A Christian radio station has been given the go-ahead to appeal a court decision which upheld a ban on an advert asking Christians whether they are being sidelined at work.
In its decision to grant the appeal, the court said the radio station’s case is “Arguable and important”.
Premier Christian Radio had criticised the decision in April this year as “reminiscent of a totalitarian state”.
The legal wrangling centres on a 30 second advert, which was due to air at the time of the last general election.
The ad quoted surveys showing that 60 per cent of active Christians were being increasingly marginalised at work.
The Radio Advertising Clearance Centre (RACC) stopped it from being aired, claiming that it was “directed to a political end”.
But lawyers for Premier said: “The advertisement was not a political message but a request for information which could then be used as part of the normal democratic process, where ideas and views are expressed in public discussion, contradicted, answered and debated.”
Now Premier has been given permission to appeal the decision.
Back in April, when the High Court upheld the ban, Peter Kerridge, the radio station’s chief executive, said: “The decision represents a direct threat to the democratic right to freedom of speech and we intend to continue the fight through the appeal process.

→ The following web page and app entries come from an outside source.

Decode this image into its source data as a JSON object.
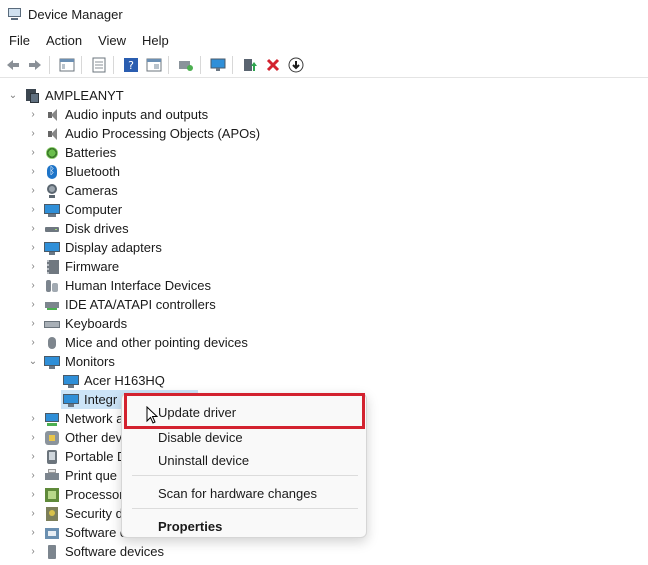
{
  "window": {
    "title": "Device Manager"
  },
  "menubar": {
    "items": [
      "File",
      "Action",
      "View",
      "Help"
    ]
  },
  "toolbar": {
    "buttons": [
      "back-icon",
      "forward-icon",
      "show-hide-tree-icon",
      "properties-icon",
      "help-icon",
      "view-icon",
      "scan-hardware-icon",
      "monitor-icon",
      "update-driver-icon",
      "uninstall-icon",
      "disable-icon"
    ]
  },
  "tree": {
    "root": "AMPLEANYT",
    "categories": [
      "Audio inputs and outputs",
      "Audio Processing Objects (APOs)",
      "Batteries",
      "Bluetooth",
      "Cameras",
      "Computer",
      "Disk drives",
      "Display adapters",
      "Firmware",
      "Human Interface Devices",
      "IDE ATA/ATAPI controllers",
      "Keyboards",
      "Mice and other pointing devices",
      "Monitors"
    ],
    "monitor_children": [
      "Acer H163HQ",
      "Integr"
    ],
    "after": [
      "Network a",
      "Other dev",
      "Portable D",
      "Print que",
      "Processor",
      "Security d",
      "Software c",
      "Software devices"
    ]
  },
  "context_menu": {
    "items": [
      "Update driver",
      "Disable device",
      "Uninstall device",
      "Scan for hardware changes",
      "Properties"
    ],
    "highlight_color": "#d3222f"
  },
  "colors": {
    "accent": "#2f8fd8",
    "selection": "#cce4f7",
    "highlight_box": "#d3222f"
  }
}
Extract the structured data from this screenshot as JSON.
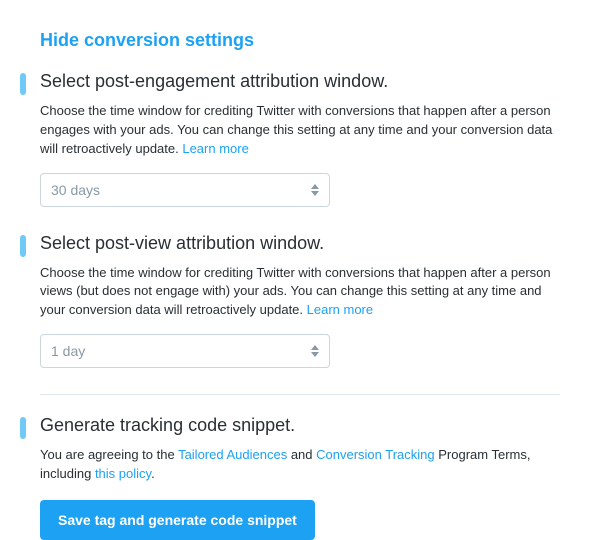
{
  "toggle_label": "Hide conversion settings",
  "sections": {
    "engagement": {
      "title": "Select post-engagement attribution window.",
      "desc_pre": "Choose the time window for crediting Twitter with conversions that happen after a person engages with your ads. You can change this setting at any time and your conversion data will retroactively update. ",
      "learn_more": "Learn more",
      "selected": "30 days"
    },
    "view": {
      "title": "Select post-view attribution window.",
      "desc_pre": "Choose the time window for crediting Twitter with conversions that happen after a person views (but does not engage with) your ads. You can change this setting at any time and your conversion data will retroactively update. ",
      "learn_more": "Learn more",
      "selected": "1 day"
    },
    "snippet": {
      "title": "Generate tracking code snippet.",
      "agree_pre": "You are agreeing to the ",
      "link1": "Tailored Audiences",
      "and": " and ",
      "link2": "Conversion Tracking",
      "agree_mid": " Program Terms, including ",
      "link3": "this policy",
      "agree_post": ".",
      "button_label": "Save tag and generate code snippet"
    }
  }
}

“It greatly reduces the right of ordinary people to have their say in democratic debate and, regrettably, seems to be wholly reminiscent of a totalitarian state.”